From my limited perspective, I have found that academic activism can be a source of delight offering a sense of connectedness that is rare in academic work. It is also daunting. Activism can be as frustrating as it is satisfying. Making peace with this ambivalence early on is probably a good idea.
With the recent arrest of Julian Assange – on charges related to a computer hacking conspiracy, and not the charges of sexual assault and rape that fuelled the original Swedish international arrest warrant – the insights of Women, whistleblowing, Wikileaks are more relevant now than ever.
Imagine this: A laboratory technician working on an oilrig contacts the national Environmental Protection Agency (EPA), claiming that the oil company she works for is encouraging her colleagues and herself to manipulate with measurements of oil seeping into the sea around the rigs. Before that, she has done everything in her power to make her bosses within the organization listen, but with no luck. What happens? The EPA passes her full name on to the oil company, warning them that a bad press story may be under way.
Who is allowed to speak up? Our interview with John Kiriakou, a U.S. Central Intelligence Agency (CIA) whistleblower, illustrates the battle for legitimacy that often characterises a whistleblowing struggle. Despite what we might imagine and indeed wish it to be: a simple tale of an ethical hero telling the truth; whistleblowing can involve complex battles over how this truth is told and by whom. Different versions can be used to variously celebrate or denigrate the teller.
Citizen duty or Stasi society? Whistleblowing and disclosure regimes in organizations and communities
Organizations channel resources to achieve goals. In doing so, they must organize knowledge. This organizational knowledge is distributed within strict hierarchies, specialized sections, flexible teams or informal cliques. Whistleblowing disrupts this knowledge distribution.
Introduction: Supposing that truth is a woman…
‘Supposing that Truth is a woman – what then?’ So begins Nietzsche’s (2009) preface to Beyond good and evil, where the philosopher equates the elusiveness of truth with that of women.
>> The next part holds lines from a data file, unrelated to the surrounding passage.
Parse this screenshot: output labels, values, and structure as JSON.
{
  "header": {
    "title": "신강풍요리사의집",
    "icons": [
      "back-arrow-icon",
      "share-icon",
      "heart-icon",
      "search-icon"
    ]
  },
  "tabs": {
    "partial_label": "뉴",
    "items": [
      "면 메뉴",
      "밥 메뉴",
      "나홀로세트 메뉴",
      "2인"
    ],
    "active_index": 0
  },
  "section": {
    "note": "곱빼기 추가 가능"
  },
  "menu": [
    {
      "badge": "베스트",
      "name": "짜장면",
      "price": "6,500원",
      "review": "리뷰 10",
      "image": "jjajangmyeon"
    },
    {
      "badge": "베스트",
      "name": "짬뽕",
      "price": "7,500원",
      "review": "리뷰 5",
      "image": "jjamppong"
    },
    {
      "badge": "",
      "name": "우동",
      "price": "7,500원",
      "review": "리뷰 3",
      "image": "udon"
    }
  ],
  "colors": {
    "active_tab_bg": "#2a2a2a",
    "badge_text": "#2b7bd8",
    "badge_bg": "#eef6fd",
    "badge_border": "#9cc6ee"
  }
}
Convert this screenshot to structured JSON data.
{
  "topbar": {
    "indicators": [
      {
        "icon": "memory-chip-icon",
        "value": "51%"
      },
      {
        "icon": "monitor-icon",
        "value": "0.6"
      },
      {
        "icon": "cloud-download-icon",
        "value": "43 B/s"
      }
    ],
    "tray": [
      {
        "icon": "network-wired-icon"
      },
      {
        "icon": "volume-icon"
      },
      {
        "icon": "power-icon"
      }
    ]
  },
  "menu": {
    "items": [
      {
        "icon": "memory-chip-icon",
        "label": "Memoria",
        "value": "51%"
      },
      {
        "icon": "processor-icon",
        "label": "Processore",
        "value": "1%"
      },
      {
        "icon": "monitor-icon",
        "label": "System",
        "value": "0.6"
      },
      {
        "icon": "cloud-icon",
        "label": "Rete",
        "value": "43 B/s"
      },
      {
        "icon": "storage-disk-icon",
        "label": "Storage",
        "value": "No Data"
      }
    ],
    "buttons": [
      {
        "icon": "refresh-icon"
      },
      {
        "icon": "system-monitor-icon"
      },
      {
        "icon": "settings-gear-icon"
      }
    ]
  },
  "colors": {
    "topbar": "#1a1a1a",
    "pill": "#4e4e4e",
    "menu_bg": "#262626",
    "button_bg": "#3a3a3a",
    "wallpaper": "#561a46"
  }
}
While Nietzsche’s disdain for (and awe at) both truth and women has been consistently noted (see for instance Oliver, 1984), contemporary practices of truth-telling surprisingly suggest that he might have been on to something.
As addressed in previous issues of ephemera, in contemporary political economy, the conjunction of openness and closure, visibility and invisibility, and transparency and secrecy of information is precarious (e.g. Bachmann et al., 2017; Curtis and Weir, 2016). Information and ‘truth’ have been turned into objects of contention, and it is increasingly contested what is considered sound information and truth, who has access to which type of information, and who is in the position to shape and control information and promote truth(s) (Munro, 2017).
What matters about whistleblowers [is] not that we should respond to them in a particular way but that they compel such serious attention, forcing us, as we respond, to confront some of our most fundamental ethical assumptions. (Brown, 1987: 10, cited in Contu, 2014: 403)
Naming and shaming or ‘speaking truth to power’? On the ambivalences of the Indian ‘list of sexual harassers in academia’ (LoSHA)
In the wake of the Harvey Weinstein takedown and the following popularity of the #metoo campaign, numerous women* have spoken up, sharing their experiences of sexual harassment in the workplace (Davis and Zarkov, 2018; Khomami, 2017). Increasingly, this has also taken on the form of popular listicles – lists that point out certain items or names to be circulated within the digital.